Your objective
In the data below, which lines hold the word "What"? Copy them.
—————
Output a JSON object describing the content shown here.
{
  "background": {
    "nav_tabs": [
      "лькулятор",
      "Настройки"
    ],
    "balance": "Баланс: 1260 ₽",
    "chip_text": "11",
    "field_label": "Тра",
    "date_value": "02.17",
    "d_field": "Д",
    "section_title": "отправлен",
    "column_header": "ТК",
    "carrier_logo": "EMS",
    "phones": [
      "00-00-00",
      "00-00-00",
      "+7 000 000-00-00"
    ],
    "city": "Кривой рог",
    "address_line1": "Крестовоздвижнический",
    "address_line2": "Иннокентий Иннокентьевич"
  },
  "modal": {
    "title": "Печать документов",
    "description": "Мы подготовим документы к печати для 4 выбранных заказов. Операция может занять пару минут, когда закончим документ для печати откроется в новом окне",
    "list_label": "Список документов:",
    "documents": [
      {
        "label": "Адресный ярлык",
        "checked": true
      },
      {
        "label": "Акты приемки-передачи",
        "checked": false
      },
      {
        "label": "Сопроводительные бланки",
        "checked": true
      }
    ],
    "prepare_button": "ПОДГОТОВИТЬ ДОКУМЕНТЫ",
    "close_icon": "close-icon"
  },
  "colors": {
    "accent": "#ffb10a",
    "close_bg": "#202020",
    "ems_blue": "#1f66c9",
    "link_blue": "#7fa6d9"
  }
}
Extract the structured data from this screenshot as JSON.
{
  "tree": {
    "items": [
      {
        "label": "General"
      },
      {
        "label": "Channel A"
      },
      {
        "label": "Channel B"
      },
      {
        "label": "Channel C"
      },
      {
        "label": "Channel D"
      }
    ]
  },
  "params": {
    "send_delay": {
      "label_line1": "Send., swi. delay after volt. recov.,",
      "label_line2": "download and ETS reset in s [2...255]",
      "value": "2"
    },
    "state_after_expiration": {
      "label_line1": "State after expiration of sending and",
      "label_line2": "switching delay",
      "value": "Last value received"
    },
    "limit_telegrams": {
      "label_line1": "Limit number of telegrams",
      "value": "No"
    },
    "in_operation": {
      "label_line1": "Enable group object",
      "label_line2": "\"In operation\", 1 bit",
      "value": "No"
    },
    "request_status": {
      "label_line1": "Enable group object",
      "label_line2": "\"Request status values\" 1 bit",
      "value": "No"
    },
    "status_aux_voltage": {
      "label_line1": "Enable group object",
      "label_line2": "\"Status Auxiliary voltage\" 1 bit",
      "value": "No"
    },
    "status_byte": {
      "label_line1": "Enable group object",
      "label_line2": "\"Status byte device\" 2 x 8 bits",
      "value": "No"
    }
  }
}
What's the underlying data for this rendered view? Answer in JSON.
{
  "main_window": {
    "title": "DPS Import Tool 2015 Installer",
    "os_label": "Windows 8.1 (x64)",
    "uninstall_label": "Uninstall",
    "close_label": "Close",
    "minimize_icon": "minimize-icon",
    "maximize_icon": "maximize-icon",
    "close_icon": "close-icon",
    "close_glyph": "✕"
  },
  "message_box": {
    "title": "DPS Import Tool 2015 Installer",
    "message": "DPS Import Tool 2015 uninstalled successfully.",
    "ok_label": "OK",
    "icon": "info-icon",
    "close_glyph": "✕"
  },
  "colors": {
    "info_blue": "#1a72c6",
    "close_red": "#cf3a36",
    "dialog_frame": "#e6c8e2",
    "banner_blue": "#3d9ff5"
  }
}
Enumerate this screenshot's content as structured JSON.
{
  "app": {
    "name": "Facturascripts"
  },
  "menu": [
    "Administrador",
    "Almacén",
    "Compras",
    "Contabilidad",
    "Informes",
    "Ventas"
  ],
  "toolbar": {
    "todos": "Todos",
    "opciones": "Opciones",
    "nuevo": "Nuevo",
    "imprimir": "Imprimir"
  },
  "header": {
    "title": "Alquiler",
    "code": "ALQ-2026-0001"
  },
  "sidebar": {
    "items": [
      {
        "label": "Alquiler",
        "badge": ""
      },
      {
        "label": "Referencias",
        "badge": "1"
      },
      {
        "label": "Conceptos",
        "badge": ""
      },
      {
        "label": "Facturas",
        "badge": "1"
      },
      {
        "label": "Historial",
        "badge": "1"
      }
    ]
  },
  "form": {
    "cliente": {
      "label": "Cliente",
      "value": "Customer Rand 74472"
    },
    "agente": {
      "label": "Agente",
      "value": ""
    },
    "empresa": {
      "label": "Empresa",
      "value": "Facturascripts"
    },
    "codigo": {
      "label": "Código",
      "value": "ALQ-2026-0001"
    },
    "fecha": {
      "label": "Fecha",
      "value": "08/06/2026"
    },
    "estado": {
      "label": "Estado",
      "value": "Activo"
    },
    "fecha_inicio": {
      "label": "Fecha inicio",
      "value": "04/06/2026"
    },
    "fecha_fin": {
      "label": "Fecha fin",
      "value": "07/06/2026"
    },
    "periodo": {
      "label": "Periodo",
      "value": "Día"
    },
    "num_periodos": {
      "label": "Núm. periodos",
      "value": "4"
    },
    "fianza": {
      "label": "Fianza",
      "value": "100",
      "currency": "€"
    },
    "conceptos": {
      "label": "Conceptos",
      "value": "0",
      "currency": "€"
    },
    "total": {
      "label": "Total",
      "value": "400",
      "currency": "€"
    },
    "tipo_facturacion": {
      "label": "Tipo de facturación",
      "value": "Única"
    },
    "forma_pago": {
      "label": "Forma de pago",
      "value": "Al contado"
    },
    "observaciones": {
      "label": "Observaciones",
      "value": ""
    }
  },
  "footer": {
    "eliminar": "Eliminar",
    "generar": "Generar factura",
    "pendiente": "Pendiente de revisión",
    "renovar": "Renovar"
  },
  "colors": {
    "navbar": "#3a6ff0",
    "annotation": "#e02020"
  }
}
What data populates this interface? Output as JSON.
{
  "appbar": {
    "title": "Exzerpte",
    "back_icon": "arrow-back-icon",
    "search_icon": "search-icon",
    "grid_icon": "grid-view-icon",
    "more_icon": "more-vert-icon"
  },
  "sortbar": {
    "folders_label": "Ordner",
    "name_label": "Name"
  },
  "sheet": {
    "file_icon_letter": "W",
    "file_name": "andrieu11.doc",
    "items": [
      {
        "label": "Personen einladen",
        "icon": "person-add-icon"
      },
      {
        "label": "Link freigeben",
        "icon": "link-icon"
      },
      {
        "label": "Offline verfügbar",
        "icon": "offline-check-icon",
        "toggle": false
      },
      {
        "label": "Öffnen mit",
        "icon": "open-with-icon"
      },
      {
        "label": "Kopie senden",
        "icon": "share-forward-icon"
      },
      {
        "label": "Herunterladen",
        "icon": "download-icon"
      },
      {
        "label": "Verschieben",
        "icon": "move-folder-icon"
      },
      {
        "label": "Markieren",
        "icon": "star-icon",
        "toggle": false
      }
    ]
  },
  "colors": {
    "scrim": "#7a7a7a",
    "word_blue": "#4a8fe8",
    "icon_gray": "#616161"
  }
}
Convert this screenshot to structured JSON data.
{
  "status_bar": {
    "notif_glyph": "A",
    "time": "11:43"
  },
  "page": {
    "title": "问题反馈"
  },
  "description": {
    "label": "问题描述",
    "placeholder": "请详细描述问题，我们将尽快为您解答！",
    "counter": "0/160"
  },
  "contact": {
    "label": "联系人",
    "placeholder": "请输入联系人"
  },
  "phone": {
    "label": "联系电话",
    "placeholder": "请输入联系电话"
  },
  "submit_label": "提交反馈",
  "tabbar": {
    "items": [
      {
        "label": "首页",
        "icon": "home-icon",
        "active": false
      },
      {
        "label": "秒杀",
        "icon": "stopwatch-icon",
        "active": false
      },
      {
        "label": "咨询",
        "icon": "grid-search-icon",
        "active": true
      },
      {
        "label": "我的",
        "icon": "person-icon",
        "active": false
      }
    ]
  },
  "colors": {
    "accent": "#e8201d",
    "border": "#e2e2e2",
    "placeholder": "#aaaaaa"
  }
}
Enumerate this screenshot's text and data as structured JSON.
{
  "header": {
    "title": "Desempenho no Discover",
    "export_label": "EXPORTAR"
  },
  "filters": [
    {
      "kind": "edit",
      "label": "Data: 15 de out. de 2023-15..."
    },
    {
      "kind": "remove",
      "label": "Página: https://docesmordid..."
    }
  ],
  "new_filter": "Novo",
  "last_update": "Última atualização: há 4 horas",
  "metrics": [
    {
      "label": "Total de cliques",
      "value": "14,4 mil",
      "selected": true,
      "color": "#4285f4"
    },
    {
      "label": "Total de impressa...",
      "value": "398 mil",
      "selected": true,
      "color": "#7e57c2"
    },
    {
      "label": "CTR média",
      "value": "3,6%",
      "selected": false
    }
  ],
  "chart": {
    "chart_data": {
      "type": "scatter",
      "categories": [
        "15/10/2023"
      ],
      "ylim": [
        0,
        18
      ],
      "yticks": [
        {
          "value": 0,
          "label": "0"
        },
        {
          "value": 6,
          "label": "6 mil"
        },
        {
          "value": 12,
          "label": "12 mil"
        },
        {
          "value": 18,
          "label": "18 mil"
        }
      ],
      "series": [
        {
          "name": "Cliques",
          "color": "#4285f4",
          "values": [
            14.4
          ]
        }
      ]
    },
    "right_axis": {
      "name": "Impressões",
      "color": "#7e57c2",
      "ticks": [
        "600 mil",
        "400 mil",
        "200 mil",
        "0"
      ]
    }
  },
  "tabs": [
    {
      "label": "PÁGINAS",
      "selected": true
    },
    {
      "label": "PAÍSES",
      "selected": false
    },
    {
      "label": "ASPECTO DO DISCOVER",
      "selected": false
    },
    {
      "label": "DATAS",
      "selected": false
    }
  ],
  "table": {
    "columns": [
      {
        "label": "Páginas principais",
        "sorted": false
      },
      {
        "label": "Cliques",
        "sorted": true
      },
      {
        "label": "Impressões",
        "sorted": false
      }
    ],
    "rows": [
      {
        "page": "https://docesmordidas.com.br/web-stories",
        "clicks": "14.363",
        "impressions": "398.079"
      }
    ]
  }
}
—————
Response
What's the underlying data for this rendered view? Answer in JSON.
What data populates this interface? Output as JSON.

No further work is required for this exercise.